Other than these two failures to understand costume of the period, there is some awkward accessorizing, such as this image where Christine Collins wears a wintery felt hat in August with the same summery dress she inappropriately wears in the office. She is shown to own a woven straw hat during the same period, so it is an odd choice of accessorizing. The open crocheted gloves are also too short for the 1920s, and probably date from the 1950s.
Most of the time the character is shown in smart and appropriate outfits, including a grey suit worn during a court room scene towards the end of the film which is chic without being over the top – exactly the sort of thing she would be advised to wear to court by her attorney. However, despite Christine’s perfect look in court, many extras in the crowd wear peculiar hats – particularly one woman who wears a pink silk hat that would be nearly a decade out of fashion by 1928.
A rather puzzling scene in the fall of 1930 shows middle clasw working woman Christine wearing the exact same outfit she wore in spring 1928 and the coat and hat look as fresh as they did two and half years earlier. A final follow-up scene takes place in 1935 and shows Christine at work wearing a green dress with shoulder pads and an excessively low decolletage. This dress would again be inappropriate for the office and the shoulder pads seemed too square in shape for 1935. This scene looked like Angelina Jolie stepped in to make sure she looked glamorous in her final appearance on screen, but I don’t know what the reasoning was for that choice of frock.
The costume designer, Deborah Hopper, has worked almost exclusively for Clint Eastwood; she is his costume designer of choice. I am not familiar with her other work as I have yet to see Flags of Our Fathers, Letters from Iwo Jima, or Million Dollar Baby. The overall costuming for Changeling however was good – the clothes were overall appropriate to the period, location and storyline with just a few errors. 7/10
I’m not so sure the hankie thing would even have occured to me! I love movies, and even more I like being bothered by how they get period dress wrong. There is a book on the subject, Hollywood and History – Costume Design in Film by Edward Maeder and others. According to him, even when the costumes are correct, the make-up and hair are wrong; that it is thought to be just too radical a change for audiences to relate to. I’m looking forward to more in the series, Jonathan. Comment by Fuzzylizzie — November 23, 2008 @ 1:50 pm
I’ve always subscribed to the theory that the impression that dress conveys is situational.
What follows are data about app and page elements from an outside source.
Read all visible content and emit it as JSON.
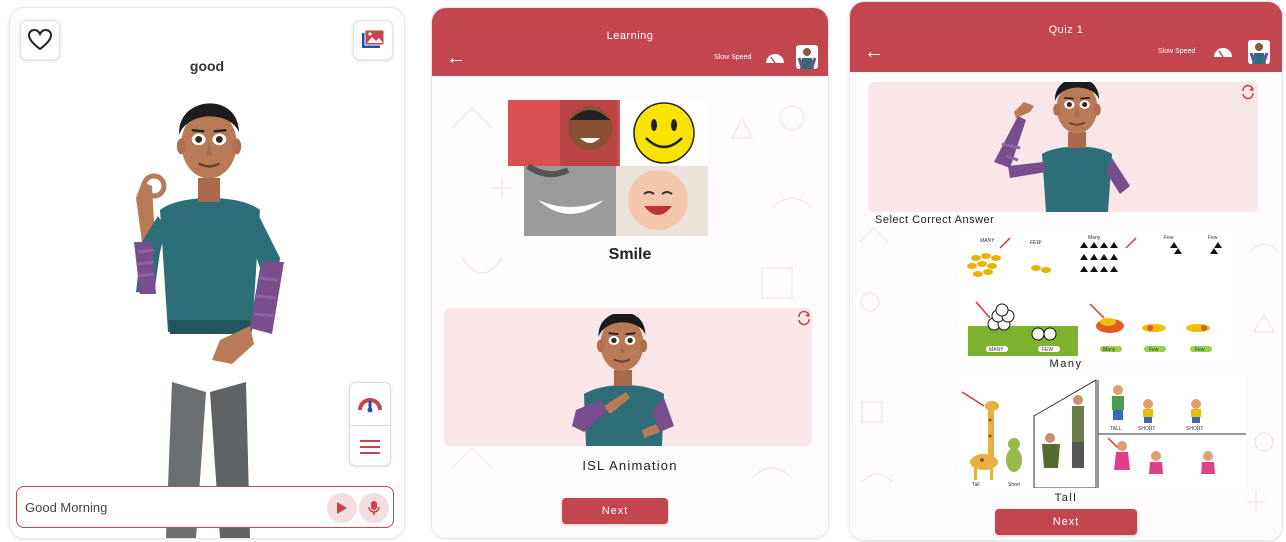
{
  "screen1": {
    "word": "good",
    "input_value": "Good Morning",
    "icons": [
      "heart-icon",
      "gallery-icon",
      "speed-gauge-icon",
      "menu-icon",
      "play-icon",
      "mic-icon"
    ]
  },
  "screen2": {
    "header_title": "Learning",
    "speed_label": "Slow Speed",
    "word": "Smile",
    "animation_label": "ISL Animation",
    "next_label": "Next"
  },
  "screen3": {
    "header_title": "Quiz 1",
    "speed_label": "Slow Speed",
    "question": "Select Correct Answer",
    "options": [
      {
        "label": "Many",
        "image_text": [
          "MANY",
          "FEW",
          "Many",
          "Few",
          "Few",
          "MANY",
          "FEW",
          "Many",
          "Few",
          "Few"
        ]
      },
      {
        "label": "Tall",
        "image_text": [
          "Tall",
          "Short",
          "TALL",
          "SHORT",
          "SHORT"
        ]
      }
    ],
    "next_label": "Next"
  },
  "colors": {
    "accent": "#c3464f",
    "pink_bg": "#f9e6e8",
    "shirt": "#2e6e78",
    "sleeve": "#7a4d8f"
  }
}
Great post! Comment by Run’s House — January 4, 2009 @ 5:09 am
Oh for goodness sakes, who cares about the lack of handkerchiefs or the inappropriate office attire, the costumes were wonderful and I really don’t think the average movie viewer even notices these “failures to understand costume of the period”! I love period movies and especially the costumes, the costumes Angelina wore were all beautiful and who cares if the gloves were to short or the wrong hat was worn in summertime. I think Deborah Hopper did a great job! Comment by Suzie — March 20, 2009 @ 5:53 am
Great post! Just wanted to let you know you have a new subscriber- me! Comment by AndrewBoldman — June 4, 2009 @ 11:46 am